Three Places, for Marguerite Duras (2003 to 2006) is a series of Wei-li Yeh’s early work that demonstrates a full spectrum of his artistic practice and philosophy of image-making while paying homage to one of his favorite writers and referencing her short story, The Atlantic Man. It is not an exception that Yeh borrows literature references in his work. The literary quality has been imbued deeply in his aesthetic composition and narratives, and further illustrates a personal resonance for affection and psychology. But the inspiration of this particular story in Yeh’s oeuvre is particularly noteworthy.

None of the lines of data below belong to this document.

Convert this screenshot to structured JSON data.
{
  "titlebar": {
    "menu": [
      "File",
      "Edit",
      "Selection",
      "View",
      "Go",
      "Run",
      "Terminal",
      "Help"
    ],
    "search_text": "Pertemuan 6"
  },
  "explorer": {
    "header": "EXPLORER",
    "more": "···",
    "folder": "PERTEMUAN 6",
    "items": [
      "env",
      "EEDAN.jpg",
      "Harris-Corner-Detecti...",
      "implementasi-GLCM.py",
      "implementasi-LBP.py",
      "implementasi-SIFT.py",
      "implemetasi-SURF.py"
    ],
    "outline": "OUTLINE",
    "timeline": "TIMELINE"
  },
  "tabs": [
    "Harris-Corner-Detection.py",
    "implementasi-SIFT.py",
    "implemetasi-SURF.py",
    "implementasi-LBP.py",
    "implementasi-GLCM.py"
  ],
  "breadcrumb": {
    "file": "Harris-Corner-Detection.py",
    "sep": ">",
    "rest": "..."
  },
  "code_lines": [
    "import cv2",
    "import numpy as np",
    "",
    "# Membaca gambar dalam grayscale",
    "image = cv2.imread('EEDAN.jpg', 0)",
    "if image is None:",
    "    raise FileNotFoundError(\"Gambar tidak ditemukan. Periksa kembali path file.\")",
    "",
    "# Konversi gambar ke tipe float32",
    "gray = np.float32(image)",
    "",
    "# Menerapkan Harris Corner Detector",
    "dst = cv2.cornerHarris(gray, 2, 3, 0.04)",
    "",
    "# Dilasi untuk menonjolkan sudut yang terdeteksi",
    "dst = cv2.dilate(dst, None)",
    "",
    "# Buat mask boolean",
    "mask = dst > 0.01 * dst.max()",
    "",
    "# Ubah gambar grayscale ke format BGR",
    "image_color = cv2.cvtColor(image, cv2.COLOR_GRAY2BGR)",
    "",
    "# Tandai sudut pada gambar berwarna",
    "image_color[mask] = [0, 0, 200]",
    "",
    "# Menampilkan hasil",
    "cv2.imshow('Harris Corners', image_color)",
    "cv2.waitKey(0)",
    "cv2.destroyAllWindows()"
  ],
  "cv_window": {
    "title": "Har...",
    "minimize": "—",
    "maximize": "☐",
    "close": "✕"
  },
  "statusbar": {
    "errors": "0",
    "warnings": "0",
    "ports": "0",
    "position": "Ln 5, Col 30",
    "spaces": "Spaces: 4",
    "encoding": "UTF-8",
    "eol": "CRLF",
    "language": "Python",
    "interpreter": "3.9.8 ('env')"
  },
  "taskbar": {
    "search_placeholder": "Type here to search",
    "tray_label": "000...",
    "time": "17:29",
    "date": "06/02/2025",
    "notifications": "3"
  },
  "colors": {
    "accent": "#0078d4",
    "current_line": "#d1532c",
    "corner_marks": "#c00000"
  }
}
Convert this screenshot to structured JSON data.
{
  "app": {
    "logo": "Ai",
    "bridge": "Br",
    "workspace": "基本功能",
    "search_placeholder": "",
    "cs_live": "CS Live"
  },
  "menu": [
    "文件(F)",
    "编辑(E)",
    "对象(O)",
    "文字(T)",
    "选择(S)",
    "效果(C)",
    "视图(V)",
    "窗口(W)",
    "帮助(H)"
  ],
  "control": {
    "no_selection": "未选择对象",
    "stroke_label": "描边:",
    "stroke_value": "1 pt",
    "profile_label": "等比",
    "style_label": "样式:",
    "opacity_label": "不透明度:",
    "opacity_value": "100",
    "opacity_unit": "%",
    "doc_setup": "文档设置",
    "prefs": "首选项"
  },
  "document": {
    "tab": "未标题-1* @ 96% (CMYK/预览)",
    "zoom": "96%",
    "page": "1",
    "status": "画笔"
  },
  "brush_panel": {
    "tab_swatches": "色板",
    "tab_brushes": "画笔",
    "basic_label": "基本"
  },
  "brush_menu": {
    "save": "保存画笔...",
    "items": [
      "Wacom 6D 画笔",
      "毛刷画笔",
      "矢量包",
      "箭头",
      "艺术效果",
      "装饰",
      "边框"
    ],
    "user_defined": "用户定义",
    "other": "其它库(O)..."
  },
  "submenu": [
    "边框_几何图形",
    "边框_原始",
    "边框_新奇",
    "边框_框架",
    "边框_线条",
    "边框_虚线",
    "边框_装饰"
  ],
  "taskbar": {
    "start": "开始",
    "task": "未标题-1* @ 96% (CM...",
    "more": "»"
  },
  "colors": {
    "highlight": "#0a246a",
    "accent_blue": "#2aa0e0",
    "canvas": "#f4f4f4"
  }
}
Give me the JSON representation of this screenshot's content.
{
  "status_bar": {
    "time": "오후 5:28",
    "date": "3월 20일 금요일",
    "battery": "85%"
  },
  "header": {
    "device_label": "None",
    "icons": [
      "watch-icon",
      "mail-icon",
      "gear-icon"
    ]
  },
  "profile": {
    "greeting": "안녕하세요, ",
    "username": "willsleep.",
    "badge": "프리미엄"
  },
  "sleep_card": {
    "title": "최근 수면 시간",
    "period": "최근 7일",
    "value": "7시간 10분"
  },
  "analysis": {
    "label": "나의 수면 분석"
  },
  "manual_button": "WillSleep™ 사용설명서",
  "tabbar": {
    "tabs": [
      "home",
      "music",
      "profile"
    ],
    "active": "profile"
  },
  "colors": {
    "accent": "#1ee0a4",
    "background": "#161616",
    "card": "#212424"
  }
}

The Atlantic Man tells a story about how the protagonist limbos between living and dying after his lover’s unfathomable departure. Cleaning the entire house as if preparing his own funeral, the protagonist attempts to capture the lover’s gaze, as a camera might, but the lover was invisible and present on film at the same time, recounting all the unsettling memories. Relating himself to this story, Yeh finds a parallel strategy to work on places as well as the subject of memory.
Excerpted from "Three Places, Revisited"
— Esther Lu
Born in Taipei, Taiwan, in 1971, Wei-Li Yeh immigrated to the United States at the age of eleven and returned to reside in Taiwan in 2002. He obtained his master of fine arts in photography from the Rhode Island School of Design, USA, in 1997, and has exhibited internationally since the 1990s. Yeh's various photography- and text-based projects for the past decade explore the dynamics of the individual within collective practices which center on the personal and socio-political relationships between oneself and the city where he resides. Yeh currently lives and works in Yangmei, Taiwan.